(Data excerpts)
####################

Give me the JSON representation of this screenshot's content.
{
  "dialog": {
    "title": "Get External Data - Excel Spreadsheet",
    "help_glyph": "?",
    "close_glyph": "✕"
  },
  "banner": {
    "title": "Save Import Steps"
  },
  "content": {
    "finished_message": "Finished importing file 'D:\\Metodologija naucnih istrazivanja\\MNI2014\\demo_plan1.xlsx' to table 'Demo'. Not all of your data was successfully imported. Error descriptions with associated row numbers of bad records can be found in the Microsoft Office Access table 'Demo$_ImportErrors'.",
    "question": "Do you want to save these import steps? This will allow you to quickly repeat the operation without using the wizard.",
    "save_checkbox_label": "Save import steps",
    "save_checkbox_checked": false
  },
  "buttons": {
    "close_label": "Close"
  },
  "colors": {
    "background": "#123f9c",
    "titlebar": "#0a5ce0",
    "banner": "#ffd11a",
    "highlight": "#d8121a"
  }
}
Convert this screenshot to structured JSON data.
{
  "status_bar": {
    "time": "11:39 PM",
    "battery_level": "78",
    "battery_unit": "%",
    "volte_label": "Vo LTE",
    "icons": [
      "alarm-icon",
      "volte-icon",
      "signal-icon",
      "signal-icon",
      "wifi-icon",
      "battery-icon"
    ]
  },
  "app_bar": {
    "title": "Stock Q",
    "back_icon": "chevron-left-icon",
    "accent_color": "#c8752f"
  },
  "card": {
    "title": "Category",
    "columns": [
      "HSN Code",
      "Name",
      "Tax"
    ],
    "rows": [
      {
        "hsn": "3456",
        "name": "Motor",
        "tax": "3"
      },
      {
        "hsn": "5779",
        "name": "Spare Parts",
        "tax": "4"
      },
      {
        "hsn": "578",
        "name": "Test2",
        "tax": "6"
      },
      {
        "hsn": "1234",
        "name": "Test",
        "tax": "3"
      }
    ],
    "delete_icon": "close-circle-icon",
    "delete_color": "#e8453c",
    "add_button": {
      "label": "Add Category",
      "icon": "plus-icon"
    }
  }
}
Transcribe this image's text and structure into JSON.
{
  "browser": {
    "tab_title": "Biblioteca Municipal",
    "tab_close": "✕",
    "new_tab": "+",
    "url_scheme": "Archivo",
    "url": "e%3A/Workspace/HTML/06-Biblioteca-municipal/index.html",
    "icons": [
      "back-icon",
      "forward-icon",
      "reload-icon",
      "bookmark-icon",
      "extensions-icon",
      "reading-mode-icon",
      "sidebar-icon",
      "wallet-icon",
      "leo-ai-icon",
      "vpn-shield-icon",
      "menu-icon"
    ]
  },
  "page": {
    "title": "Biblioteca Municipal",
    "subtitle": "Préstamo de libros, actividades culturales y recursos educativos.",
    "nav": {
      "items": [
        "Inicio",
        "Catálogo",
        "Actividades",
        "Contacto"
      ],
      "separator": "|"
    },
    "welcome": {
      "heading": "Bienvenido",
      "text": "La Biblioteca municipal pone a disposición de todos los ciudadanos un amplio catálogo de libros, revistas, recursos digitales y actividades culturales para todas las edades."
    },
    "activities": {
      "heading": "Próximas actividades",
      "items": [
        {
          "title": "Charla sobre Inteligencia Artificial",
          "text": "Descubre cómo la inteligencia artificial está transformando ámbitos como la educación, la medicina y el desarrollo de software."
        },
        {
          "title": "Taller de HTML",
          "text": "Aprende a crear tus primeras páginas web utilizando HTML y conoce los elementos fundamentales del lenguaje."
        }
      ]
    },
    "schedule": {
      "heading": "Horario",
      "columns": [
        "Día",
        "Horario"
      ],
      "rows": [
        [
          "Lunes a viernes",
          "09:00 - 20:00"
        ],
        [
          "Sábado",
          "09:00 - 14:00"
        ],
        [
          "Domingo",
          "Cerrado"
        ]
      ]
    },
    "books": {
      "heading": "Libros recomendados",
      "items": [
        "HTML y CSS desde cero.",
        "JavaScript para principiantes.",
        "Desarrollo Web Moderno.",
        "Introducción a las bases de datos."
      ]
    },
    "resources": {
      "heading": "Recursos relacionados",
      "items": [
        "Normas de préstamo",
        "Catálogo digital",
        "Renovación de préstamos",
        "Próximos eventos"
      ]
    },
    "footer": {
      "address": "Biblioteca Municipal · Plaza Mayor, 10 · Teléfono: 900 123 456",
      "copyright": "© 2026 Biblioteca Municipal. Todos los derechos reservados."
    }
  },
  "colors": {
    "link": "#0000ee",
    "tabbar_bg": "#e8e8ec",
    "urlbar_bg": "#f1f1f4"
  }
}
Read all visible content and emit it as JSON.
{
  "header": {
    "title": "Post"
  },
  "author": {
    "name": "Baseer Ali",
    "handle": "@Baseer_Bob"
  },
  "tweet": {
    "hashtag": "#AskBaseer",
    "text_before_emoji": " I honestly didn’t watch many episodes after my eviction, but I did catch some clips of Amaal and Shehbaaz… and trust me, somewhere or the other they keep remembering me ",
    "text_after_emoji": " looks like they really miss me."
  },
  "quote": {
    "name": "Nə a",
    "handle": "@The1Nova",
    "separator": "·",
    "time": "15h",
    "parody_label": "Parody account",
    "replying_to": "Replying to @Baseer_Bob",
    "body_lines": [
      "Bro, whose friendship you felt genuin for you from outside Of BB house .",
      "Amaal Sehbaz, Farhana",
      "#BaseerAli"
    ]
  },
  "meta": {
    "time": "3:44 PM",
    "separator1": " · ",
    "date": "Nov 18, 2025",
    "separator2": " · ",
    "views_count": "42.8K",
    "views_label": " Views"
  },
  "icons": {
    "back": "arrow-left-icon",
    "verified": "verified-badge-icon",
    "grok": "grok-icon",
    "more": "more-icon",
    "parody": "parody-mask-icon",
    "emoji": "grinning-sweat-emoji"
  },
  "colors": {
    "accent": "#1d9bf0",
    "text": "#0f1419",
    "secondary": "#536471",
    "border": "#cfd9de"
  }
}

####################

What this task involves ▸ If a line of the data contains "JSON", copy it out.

Answer to this exercise ▸
Give me the JSON representation of this screenshot's content.
Convert this screenshot to structured JSON data.
Transcribe this image's text and structure into JSON.
Read all visible content and emit it as JSON.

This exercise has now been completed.